Unfortunately, there is no clear answer.
The Federal Trade Commission (FTC) in its most recent staff report (in 2011) states that “employment purpose” is interpreted broadly and may apply to situations where individuals are not technically employees. Reports on consumers who are clearly not employees under traditional common law principles can nevertheless be construed as consumer reports for employment purposes.
It is up to the employer to determine the purpose of the background check based on its particular facts and circumstances. Some points to consider include:
1) Is the individual free from control and direction in connection with the performance of the service?
2) Is the service performed outside of the usual course of business of the employer?
3) Is the individual customarily engaged in an independently established trade, occupation, profession or business of the same nature as that involved in the service performed?
If the answer is “yes,” then most likely a report on the individual would not be under the FCRA’s employment purpose.
While a few recent district court decisions have held that the FCRA employment purpose does not apply to contractors, the FTC has not budged on its stance that employees and nontraditional workers alike are protected under the FCRA.
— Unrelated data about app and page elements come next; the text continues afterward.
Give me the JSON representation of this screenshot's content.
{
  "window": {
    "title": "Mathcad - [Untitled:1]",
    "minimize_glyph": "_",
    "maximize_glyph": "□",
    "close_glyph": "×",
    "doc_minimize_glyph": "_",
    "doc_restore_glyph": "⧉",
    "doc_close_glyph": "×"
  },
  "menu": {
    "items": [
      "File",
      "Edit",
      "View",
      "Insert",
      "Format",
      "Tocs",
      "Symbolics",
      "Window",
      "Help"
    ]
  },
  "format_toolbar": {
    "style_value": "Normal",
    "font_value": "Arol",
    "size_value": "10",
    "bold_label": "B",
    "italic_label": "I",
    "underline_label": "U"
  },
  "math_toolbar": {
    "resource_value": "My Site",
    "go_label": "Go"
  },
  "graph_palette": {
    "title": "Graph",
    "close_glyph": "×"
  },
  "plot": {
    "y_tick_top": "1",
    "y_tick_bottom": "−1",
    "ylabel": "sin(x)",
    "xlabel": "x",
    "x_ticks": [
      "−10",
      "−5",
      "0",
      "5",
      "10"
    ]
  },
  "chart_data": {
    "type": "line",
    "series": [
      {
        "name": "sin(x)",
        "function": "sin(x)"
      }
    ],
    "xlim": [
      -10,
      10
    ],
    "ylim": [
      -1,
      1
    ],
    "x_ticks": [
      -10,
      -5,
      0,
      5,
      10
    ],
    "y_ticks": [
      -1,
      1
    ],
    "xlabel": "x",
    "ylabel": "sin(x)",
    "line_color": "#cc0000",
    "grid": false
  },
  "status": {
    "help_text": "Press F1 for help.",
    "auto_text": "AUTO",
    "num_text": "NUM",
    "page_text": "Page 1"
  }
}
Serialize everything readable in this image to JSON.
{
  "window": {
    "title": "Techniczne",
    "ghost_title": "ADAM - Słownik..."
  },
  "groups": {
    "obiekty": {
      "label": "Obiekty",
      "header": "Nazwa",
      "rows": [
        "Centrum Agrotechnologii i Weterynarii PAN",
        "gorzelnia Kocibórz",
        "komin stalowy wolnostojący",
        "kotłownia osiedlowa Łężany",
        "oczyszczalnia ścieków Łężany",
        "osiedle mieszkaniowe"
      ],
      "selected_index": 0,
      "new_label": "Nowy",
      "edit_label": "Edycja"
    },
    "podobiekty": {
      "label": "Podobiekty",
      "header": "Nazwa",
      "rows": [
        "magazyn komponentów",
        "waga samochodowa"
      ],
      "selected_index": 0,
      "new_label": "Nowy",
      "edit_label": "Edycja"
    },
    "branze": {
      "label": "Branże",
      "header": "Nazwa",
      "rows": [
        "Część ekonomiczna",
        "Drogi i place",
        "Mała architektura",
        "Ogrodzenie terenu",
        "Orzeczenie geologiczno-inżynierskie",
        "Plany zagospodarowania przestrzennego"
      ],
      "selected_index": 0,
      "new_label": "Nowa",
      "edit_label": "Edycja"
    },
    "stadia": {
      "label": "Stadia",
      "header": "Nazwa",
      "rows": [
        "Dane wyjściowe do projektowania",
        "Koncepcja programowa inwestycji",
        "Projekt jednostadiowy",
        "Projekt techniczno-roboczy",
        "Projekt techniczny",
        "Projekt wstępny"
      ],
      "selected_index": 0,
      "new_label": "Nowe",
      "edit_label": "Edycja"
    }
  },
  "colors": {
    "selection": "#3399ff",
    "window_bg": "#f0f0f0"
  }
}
Where there are gray areas, the conservative approach is to follow the employment purpose requirements but modify disclosure and authorization forms and other documents to reflect an independent contractor status.